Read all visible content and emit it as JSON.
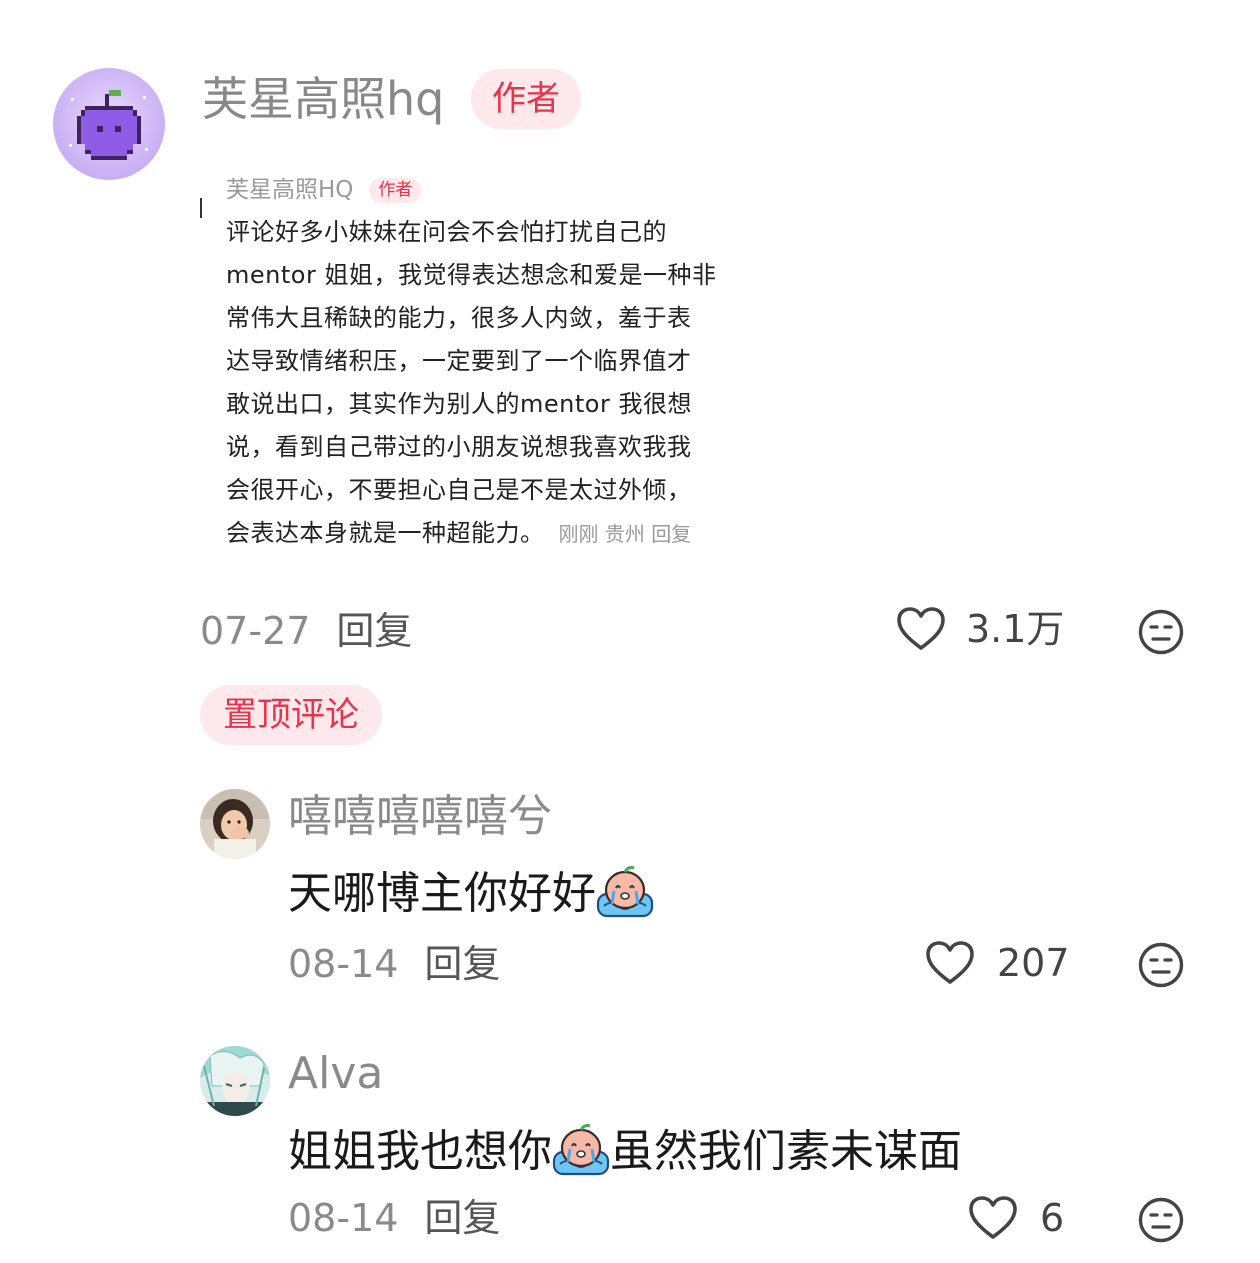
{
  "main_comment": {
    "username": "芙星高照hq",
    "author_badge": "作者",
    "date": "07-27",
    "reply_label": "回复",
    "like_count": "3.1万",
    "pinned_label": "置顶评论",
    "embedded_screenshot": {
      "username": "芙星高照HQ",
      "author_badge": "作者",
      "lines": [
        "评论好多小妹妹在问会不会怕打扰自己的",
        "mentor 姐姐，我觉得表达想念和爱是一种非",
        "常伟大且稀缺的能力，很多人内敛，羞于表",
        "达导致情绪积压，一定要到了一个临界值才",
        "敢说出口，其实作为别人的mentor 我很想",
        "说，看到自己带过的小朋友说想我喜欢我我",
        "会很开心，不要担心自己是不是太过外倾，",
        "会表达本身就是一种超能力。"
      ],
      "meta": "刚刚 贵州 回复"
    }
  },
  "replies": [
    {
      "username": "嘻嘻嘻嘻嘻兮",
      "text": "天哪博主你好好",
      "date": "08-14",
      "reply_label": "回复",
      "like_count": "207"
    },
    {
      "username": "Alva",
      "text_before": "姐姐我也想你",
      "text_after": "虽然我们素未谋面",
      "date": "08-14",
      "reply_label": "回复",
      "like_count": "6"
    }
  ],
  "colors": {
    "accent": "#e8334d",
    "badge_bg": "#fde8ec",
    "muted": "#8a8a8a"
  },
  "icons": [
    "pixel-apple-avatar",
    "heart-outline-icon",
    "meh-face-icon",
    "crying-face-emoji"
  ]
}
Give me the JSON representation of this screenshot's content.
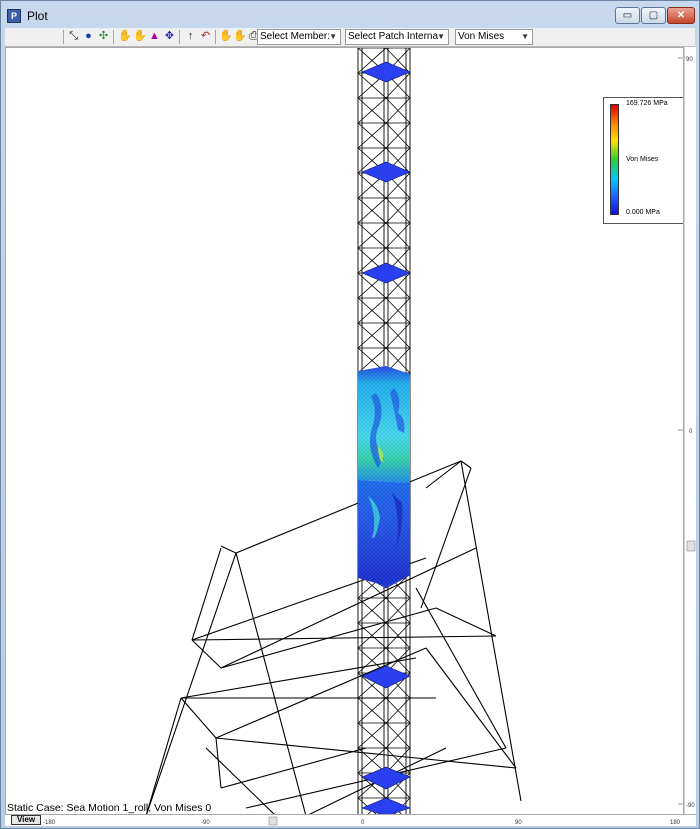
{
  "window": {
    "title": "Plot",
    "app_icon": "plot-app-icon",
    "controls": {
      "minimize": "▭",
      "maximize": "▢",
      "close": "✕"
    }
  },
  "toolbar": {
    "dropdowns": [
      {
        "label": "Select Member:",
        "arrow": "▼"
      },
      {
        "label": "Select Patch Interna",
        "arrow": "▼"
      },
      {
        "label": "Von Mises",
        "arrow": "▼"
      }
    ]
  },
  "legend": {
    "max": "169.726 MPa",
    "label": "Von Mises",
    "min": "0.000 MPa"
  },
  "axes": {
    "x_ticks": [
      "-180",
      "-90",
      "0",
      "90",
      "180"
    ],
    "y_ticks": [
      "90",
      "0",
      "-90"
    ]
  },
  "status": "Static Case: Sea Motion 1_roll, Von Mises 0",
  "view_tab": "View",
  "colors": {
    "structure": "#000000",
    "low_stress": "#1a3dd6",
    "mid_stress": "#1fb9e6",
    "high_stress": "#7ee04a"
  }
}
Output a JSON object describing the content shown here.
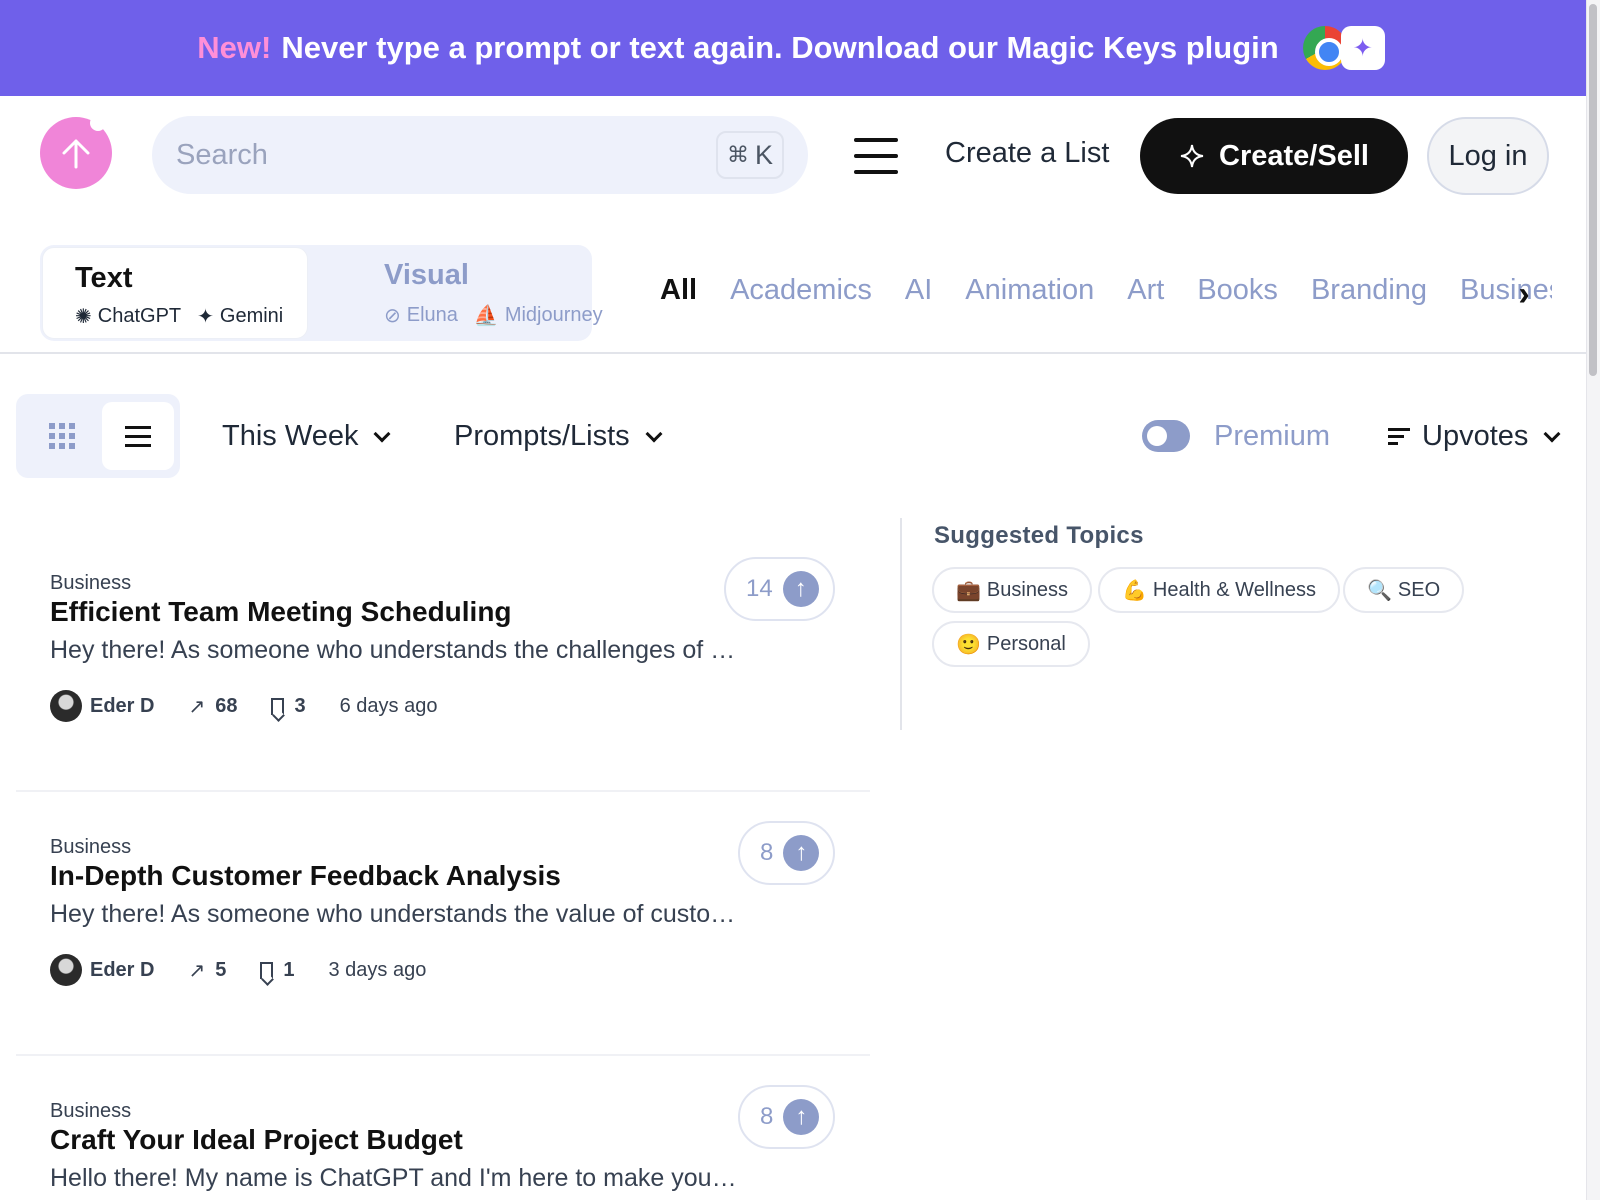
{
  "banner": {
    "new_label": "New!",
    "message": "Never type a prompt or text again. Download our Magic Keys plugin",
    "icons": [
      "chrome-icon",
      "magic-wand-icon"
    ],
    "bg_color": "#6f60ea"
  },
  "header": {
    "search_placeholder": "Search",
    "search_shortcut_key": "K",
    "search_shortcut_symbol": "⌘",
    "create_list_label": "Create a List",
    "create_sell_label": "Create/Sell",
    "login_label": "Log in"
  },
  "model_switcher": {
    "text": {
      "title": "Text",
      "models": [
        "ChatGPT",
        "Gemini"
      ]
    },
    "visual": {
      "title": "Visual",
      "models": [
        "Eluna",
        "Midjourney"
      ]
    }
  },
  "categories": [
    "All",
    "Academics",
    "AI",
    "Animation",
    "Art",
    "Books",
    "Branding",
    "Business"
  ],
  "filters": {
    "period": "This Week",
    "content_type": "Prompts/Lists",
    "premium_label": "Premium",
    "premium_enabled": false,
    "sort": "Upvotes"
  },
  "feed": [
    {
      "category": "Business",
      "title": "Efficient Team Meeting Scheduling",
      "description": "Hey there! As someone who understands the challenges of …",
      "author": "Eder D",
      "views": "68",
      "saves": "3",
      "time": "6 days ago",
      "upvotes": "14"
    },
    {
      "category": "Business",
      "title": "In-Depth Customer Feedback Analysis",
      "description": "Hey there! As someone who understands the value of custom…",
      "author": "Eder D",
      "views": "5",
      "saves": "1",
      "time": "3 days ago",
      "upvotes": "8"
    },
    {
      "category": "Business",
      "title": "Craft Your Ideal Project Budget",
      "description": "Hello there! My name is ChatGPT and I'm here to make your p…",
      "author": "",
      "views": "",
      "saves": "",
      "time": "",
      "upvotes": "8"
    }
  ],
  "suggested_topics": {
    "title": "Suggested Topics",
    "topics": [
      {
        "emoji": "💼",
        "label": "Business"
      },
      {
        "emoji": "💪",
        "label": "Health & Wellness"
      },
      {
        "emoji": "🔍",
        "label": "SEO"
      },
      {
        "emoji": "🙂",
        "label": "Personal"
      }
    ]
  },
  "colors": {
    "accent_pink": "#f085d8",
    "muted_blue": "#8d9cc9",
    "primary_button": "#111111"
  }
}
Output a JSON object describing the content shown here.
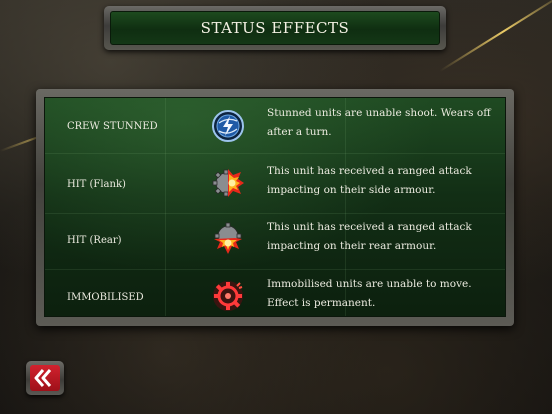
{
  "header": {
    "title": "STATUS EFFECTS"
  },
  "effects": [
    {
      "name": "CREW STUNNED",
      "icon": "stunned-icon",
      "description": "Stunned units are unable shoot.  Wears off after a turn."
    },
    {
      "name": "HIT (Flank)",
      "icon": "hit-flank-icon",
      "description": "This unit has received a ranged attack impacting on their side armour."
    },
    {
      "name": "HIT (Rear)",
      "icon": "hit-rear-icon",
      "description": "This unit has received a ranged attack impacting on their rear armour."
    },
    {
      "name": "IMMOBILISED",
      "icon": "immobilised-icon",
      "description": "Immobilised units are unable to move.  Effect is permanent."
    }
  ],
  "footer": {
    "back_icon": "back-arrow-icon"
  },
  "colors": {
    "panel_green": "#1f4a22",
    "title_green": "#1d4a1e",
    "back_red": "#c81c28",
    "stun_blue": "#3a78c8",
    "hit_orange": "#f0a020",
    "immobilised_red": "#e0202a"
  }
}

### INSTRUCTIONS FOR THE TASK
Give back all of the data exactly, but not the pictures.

### ANSWER BOX
Read all visible content and emit it as JSON.
{
  "main_comment": {
    "username": "芙星高照hq",
    "author_badge": "作者",
    "date": "07-27",
    "reply_label": "回复",
    "like_count": "3.1万",
    "pinned_label": "置顶评论",
    "embedded_screenshot": {
      "username": "芙星高照HQ",
      "author_badge": "作者",
      "lines": [
        "评论好多小妹妹在问会不会怕打扰自己的",
        "mentor 姐姐，我觉得表达想念和爱是一种非",
        "常伟大且稀缺的能力，很多人内敛，羞于表",
        "达导致情绪积压，一定要到了一个临界值才",
        "敢说出口，其实作为别人的mentor 我很想",
        "说，看到自己带过的小朋友说想我喜欢我我",
        "会很开心，不要担心自己是不是太过外倾，",
        "会表达本身就是一种超能力。"
      ],
      "meta": "刚刚 贵州 回复"
    }
  },
  "replies": [
    {
      "username": "嘻嘻嘻嘻嘻兮",
      "text": "天哪博主你好好",
      "date": "08-14",
      "reply_label": "回复",
      "like_count": "207"
    },
    {
      "username": "Alva",
      "text_before": "姐姐我也想你",
      "text_after": "虽然我们素未谋面",
      "date": "08-14",
      "reply_label": "回复",
      "like_count": "6"
    }
  ],
  "colors": {
    "accent": "#e8334d",
    "badge_bg": "#fde8ec",
    "muted": "#8a8a8a"
  },
  "icons": [
    "pixel-apple-avatar",
    "heart-outline-icon",
    "meh-face-icon",
    "crying-face-emoji"
  ]
}
Give me the JSON representation of this screenshot's content.
{
  "window": {
    "title": "Plot",
    "app_icon": "plot-app-icon",
    "controls": {
      "minimize": "▭",
      "maximize": "▢",
      "close": "✕"
    }
  },
  "toolbar": {
    "dropdowns": [
      {
        "label": "Select Member:",
        "arrow": "▼"
      },
      {
        "label": "Select Patch Interna",
        "arrow": "▼"
      },
      {
        "label": "Von Mises",
        "arrow": "▼"
      }
    ]
  },
  "legend": {
    "max": "169.726 MPa",
    "label": "Von Mises",
    "min": "0.000 MPa"
  },
  "axes": {
    "x_ticks": [
      "-180",
      "-90",
      "0",
      "90",
      "180"
    ],
    "y_ticks": [
      "90",
      "0",
      "-90"
    ]
  },
  "status": "Static Case: Sea Motion 1_roll, Von Mises 0",
  "view_tab": "View",
  "colors": {
    "structure": "#000000",
    "low_stress": "#1a3dd6",
    "mid_stress": "#1fb9e6",
    "high_stress": "#7ee04a"
  }
}
Output a JSON object describing the content shown here.
{
  "banner": {
    "new_label": "New!",
    "message": "Never type a prompt or text again. Download our Magic Keys plugin",
    "icons": [
      "chrome-icon",
      "magic-wand-icon"
    ],
    "bg_color": "#6f60ea"
  },
  "header": {
    "search_placeholder": "Search",
    "search_shortcut_key": "K",
    "search_shortcut_symbol": "⌘",
    "create_list_label": "Create a List",
    "create_sell_label": "Create/Sell",
    "login_label": "Log in"
  },
  "model_switcher": {
    "text": {
      "title": "Text",
      "models": [
        "ChatGPT",
        "Gemini"
      ]
    },
    "visual": {
      "title": "Visual",
      "models": [
        "Eluna",
        "Midjourney"
      ]
    }
  },
  "categories": [
    "All",
    "Academics",
    "AI",
    "Animation",
    "Art",
    "Books",
    "Branding",
    "Business"
  ],
  "filters": {
    "period": "This Week",
    "content_type": "Prompts/Lists",
    "premium_label": "Premium",
    "premium_enabled": false,
    "sort": "Upvotes"
  },
  "feed": [
    {
      "category": "Business",
      "title": "Efficient Team Meeting Scheduling",
      "description": "Hey there! As someone who understands the challenges of …",
      "author": "Eder D",
      "views": "68",
      "saves": "3",
      "time": "6 days ago",
      "upvotes": "14"
    },
    {
      "category": "Business",
      "title": "In-Depth Customer Feedback Analysis",
      "description": "Hey there! As someone who understands the value of custom…",
      "author": "Eder D",
      "views": "5",
      "saves": "1",
      "time": "3 days ago",
      "upvotes": "8"
    },
    {
      "category": "Business",
      "title": "Craft Your Ideal Project Budget",
      "description": "Hello there! My name is ChatGPT and I'm here to make your p…",
      "author": "",
      "views": "",
      "saves": "",
      "time": "",
      "upvotes": "8"
    }
  ],
  "suggested_topics": {
    "title": "Suggested Topics",
    "topics": [
      {
        "emoji": "💼",
        "label": "Business"
      },
      {
        "emoji": "💪",
        "label": "Health & Wellness"
      },
      {
        "emoji": "🔍",
        "label": "SEO"
      },
      {
        "emoji": "🙂",
        "label": "Personal"
      }
    ]
  },
  "colors": {
    "accent_pink": "#f085d8",
    "muted_blue": "#8d9cc9",
    "primary_button": "#111111"
  }
}
Output a JSON object describing the content shown here.
{
  "header": {
    "title": "STATUS EFFECTS"
  },
  "effects": [
    {
      "name": "CREW STUNNED",
      "icon": "stunned-icon",
      "description": "Stunned units are unable shoot.  Wears off after a turn."
    },
    {
      "name": "HIT (Flank)",
      "icon": "hit-flank-icon",
      "description": "This unit has received a ranged attack impacting on their side armour."
    },
    {
      "name": "HIT (Rear)",
      "icon": "hit-rear-icon",
      "description": "This unit has received a ranged attack impacting on their rear armour."
    },
    {
      "name": "IMMOBILISED",
      "icon": "immobilised-icon",
      "description": "Immobilised units are unable to move.  Effect is permanent."
    }
  ],
  "footer": {
    "back_icon": "back-arrow-icon"
  },
  "colors": {
    "panel_green": "#1f4a22",
    "title_green": "#1d4a1e",
    "back_red": "#c81c28",
    "stun_blue": "#3a78c8",
    "hit_orange": "#f0a020",
    "immobilised_red": "#e0202a"
  }
}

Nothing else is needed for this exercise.